Learn New Words FAST with this Lesson’s Vocab Review List

Get this lesson’s key vocab, their translations and pronunciations. Sign up for your Free Lifetime Account Now and get 7 Days of Premium Access including this feature.

Or sign up using Facebook
Already a Member?

Lesson Notes

Unlock In-Depth Explanations & Exclusive Takeaways with Printable Lesson Notes

Unlock Lesson Notes and Transcripts for every single lesson. Sign Up for a Free Lifetime Account and Get 7 Days of Premium Access.

Or sign up using Facebook
Already a Member?

Lesson Transcript
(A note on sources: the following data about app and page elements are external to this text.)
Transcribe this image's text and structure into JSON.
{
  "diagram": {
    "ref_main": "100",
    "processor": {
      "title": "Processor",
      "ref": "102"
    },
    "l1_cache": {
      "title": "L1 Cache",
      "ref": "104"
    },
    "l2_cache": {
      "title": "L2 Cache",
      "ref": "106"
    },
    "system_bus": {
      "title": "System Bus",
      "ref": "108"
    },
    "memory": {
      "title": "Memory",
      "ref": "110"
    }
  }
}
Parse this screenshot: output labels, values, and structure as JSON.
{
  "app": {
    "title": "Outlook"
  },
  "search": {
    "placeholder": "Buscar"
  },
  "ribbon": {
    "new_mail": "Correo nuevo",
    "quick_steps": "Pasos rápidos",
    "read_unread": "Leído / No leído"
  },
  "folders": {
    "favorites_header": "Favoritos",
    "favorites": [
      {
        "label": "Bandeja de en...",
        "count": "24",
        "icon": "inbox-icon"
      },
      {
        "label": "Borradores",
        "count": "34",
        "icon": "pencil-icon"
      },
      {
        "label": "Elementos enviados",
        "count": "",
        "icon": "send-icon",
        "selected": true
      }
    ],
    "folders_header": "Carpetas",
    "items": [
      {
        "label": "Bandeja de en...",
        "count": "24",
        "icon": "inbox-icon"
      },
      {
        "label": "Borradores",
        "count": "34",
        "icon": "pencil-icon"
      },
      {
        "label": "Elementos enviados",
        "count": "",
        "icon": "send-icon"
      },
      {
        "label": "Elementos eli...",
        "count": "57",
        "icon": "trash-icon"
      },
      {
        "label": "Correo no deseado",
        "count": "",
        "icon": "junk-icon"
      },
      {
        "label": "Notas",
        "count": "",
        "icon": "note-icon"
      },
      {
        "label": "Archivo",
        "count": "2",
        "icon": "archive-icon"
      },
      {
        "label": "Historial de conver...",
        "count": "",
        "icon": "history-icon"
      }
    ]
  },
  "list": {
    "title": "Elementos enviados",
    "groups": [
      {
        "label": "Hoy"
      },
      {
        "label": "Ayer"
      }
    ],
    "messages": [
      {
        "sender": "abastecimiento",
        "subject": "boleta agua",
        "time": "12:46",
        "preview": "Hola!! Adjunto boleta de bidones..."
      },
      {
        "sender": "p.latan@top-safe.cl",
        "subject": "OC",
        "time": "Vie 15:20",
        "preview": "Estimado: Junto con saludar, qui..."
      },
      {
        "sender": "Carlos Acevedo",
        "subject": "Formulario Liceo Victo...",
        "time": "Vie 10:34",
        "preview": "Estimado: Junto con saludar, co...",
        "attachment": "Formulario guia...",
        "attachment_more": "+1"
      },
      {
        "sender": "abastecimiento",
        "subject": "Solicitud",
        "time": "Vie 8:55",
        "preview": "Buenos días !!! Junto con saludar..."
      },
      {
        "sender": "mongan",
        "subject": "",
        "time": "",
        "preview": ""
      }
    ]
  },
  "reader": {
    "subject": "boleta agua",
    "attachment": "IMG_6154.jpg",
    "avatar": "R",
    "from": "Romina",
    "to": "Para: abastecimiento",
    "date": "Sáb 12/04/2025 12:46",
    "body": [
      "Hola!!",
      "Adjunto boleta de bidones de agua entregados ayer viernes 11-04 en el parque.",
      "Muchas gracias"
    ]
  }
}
Hi everybody! Marika here. Welcome to Ask a Teacher, where I’ll answer some of your most common Italian questions.
The Question
The question for this lesson is: What are the top 10 most common Italian idioms?
It might not be necessary to know idioms in order to communicate in Italian, but they’re very effective and fun! Also, if you can use some idioms, you’ll sound more fluent.
Are you ready to find out 10 of the most common Italian idioms? Let’s start!
1 - In bocca al lupo
This literally means “into the mouth of the wolf.”
The origin of this expression isn’t clear, but Italians use it very, very often to wish someone good luck. If someone says in bocca al lupo to you, you should reply crepi (il lupo)! “May (the wolf) croak!”
2- Costare un occhio della testa
Literally “to cost an eye of the head.”
This has basically the same meaning as the English idiom “to cost an arm and a leg.” It means that something costs so much that you’d have to sell a part of your body to be able to afford it!
3- Essere al verde
The literal translation is “to be at the green,” but it actually means “to be broke.” This expression is said to have originated in Florence, where the bottom half of auctioneer candles were painted green. When the candle reached the green, the flow of money would come to a stop.
Another theory is that the color refers to the inside of a wallet, which you could see once you were out of money.
4- Tra il dire e il fare c’è di mezzo il mare
Idiomatic expressions about the sea are quite common in Italian. This one means “Between saying and doing there is a sea in the middle.” It means “easier said than done.”
Italians often shorten this expression and just say Tra il dire e il fare...
5- Una volta ogni morte di papa
“Once every time a pope dies.”
The English equivalent of this expression is “once in a blue moon.” Both are used about something happening very rarely.
6- Essere al settimo cielo
This idiom has the perfect analog in English: “to be in seventh heaven,” meaning “to be extremely happy.”
This expression comes from the philosophy on which Dante's Comedy is based. According to this philosophy, the earth is in the center of the universe, surrounded by seven concentric heavens. 7th heaven was the highest degree of elevation for man.
7- Dormire come un sasso
Literally, “to sleep like a stone.” This idiom is basically the same as the English “to sleep like a log.” It means that someone is sleeping so soundly that they look like an inanimate object. You can also say Dormire come un ghiro, “to sleep like a dormouse.”
8- Acqua in bocca!
The literal translation is “water in your mouth.” If someone says acqua in bocca to you, they want you to “keep it a secret.” Because, of course, you can’t say anything if your mouth is full of water!
9- Il gioco non vale la candela
“The game isn't worth the candle”
This expression is of medieval origin. Back then, people used candles at night, and candles could be expensive. Card players used to repay the owner of the house that hosted them with either money or a candle. The saying started to spread among players to indicate games where the winnings were so low that they wouldn’t even cover the small expense left for the candle.
10- Tagliare la corda
“To cut the rope”
This expression means to run away from a situation. It originates from the rope that was used to keep boats tied to the shore. To sail, it was necessary to free the boat first, but if someone was in a great hurry, the rope could be cut.


Pretty interesting, right?
That's all for this lesson and this series. Thank you for listening, and we'll see you in another series.
A presto! “See you soon!”